One of the most common problems faced by workers in the hospitality industry is the withdrawal of holiday pay. In an industry dominated by zero-hour contracts, many workers and even employers are unaware of workers' legal right to holiday pay, even when on a zero-hours contract. This was the case for one former waitress at a cafe in the North Laine.
The worker had been at the cafe for several months before even discovering, via a colleague affiliated to SolFed, that workers on zero-hour contracts are still entitled to holiday pay proportional to the number of hours which they work. The workers collectivised this issue and were succesful in pushing the employer to provide all of the workers with a new contract which stipulated that they would be entitled to holiday pay.
After some time following the signing of the new contract, the worker came to experience a hostile work enviromnent due to the attitudes of certain collegues, and decided that she wanted to leave her employment. It was at this point that she realised that her employer only intended to pay her the holiday pay which she was entitled to from the point that she had signed the new contract, some ten months after she had initially begun working there. The employer also decided that they would work out her holiday pay according to the minimum wage, and not the wage which she had been earning whilst working there.
The worker then brought her case to Brighton SolFed, asking for help in working out exactly how much she was entitled to and in demanding that the employer pay it in full.
A demand letter was written up by SolFed in accordance with the worker, demanding that the employer pay the full amount of holiday pay of over £600. The worker submitted this letter on their own due to the complex workplace dynamic which might have seen a SolFed member accompanying her as being overly intimidatory. Still, the worker was confident that SolFed was there to back her up, should any issues arise.
As a business which operates in the busy North Laine, the employer clearly did not want to endanger their business in any way and payed the amount in full under threat of industrial action by the SolFed local.
This case clearly demonstrates both the power of collectivisation, when the workers collectivised to demand that holiday pay be included in their contracts, and the power that the threat of industrial action can have on a business operating in a busy area with high visibility.

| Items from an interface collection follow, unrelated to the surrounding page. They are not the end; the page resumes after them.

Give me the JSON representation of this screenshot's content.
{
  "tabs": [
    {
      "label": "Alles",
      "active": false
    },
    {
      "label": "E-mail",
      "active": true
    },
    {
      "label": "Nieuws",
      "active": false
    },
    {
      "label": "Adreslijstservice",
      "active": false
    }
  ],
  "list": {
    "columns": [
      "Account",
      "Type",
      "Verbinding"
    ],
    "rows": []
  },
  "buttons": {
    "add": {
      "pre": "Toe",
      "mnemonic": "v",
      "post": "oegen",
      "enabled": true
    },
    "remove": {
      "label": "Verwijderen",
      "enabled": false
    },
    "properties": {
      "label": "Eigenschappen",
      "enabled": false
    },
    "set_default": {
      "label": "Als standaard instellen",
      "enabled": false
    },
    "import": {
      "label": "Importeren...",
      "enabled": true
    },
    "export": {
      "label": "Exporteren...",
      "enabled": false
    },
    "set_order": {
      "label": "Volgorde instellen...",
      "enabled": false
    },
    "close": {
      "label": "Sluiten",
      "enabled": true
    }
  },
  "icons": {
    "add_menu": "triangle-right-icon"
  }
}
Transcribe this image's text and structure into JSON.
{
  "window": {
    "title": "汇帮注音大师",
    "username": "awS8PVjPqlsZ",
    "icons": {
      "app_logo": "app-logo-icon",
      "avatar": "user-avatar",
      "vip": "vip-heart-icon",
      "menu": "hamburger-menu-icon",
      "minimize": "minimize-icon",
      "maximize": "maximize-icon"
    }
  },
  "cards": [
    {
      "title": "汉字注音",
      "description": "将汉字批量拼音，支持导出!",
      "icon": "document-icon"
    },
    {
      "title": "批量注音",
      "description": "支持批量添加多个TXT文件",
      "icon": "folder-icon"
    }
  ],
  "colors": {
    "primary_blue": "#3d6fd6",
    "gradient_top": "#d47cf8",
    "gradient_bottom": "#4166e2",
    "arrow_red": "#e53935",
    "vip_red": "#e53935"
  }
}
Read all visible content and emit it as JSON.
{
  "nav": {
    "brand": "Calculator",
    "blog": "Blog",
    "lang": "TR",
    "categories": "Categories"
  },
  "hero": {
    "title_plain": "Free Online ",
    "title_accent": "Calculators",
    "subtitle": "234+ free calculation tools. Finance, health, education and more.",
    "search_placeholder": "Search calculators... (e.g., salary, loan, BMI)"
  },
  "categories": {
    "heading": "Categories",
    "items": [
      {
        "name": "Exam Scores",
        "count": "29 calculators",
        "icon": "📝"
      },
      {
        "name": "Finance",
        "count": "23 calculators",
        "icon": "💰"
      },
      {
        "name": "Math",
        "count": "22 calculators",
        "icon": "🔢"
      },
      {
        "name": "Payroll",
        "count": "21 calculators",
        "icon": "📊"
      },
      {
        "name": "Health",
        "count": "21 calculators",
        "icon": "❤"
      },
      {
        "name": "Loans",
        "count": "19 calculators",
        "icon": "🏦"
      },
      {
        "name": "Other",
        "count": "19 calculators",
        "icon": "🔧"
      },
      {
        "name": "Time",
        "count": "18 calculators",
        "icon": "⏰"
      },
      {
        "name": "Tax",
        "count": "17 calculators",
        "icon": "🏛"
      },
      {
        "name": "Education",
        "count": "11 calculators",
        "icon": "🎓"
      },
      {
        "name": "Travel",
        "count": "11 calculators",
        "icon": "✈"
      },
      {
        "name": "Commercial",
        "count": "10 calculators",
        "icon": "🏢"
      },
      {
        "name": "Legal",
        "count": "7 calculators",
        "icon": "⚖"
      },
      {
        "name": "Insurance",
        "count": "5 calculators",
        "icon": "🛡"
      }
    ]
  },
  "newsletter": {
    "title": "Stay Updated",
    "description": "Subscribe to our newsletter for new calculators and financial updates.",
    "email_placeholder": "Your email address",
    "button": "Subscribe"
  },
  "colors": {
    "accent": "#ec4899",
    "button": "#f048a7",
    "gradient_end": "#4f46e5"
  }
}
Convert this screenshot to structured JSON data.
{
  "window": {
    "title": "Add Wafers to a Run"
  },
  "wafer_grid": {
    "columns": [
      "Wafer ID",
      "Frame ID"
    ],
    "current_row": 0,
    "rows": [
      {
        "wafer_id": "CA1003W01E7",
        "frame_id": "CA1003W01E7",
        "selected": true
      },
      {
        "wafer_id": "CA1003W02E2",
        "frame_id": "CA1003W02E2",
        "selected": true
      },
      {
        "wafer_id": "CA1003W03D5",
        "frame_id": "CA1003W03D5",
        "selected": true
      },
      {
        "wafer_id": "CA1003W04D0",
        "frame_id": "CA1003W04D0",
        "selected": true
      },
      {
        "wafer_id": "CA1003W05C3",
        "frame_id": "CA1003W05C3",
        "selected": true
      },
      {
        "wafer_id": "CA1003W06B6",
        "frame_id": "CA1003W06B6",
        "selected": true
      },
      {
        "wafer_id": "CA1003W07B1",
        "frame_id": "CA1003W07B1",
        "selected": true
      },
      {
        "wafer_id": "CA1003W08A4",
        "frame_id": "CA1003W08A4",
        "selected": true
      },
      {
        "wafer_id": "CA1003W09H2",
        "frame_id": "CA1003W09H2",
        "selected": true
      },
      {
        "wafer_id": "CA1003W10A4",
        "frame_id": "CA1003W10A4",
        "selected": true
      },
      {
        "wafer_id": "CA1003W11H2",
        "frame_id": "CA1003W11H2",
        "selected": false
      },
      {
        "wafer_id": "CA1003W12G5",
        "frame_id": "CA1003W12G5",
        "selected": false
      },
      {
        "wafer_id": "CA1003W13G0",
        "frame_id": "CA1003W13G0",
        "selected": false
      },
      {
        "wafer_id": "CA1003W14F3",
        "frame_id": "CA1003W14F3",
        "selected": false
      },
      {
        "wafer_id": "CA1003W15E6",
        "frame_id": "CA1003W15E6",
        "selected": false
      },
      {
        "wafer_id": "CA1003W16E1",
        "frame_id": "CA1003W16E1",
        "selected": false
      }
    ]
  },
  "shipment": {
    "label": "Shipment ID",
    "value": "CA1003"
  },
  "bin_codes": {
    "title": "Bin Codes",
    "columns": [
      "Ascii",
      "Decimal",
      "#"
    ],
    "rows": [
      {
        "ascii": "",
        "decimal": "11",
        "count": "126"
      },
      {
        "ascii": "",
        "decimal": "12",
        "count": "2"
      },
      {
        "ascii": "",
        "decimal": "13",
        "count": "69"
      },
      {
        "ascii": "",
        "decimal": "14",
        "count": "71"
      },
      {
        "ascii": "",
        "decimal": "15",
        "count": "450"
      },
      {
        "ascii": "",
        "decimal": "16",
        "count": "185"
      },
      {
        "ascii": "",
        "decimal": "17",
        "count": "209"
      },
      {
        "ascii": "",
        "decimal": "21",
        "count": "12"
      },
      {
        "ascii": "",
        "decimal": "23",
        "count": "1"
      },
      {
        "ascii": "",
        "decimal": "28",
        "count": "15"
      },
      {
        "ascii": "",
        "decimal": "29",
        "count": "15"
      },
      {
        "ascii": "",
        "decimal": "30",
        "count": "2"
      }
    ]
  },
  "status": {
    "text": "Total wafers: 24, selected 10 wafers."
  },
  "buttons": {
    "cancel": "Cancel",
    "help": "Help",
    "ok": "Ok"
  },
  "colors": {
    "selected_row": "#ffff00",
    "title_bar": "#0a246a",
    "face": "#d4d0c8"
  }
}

Since this case, the worker has become an active member of the local, as she wants to show the same solidarity which was extended to her to other workers in her position.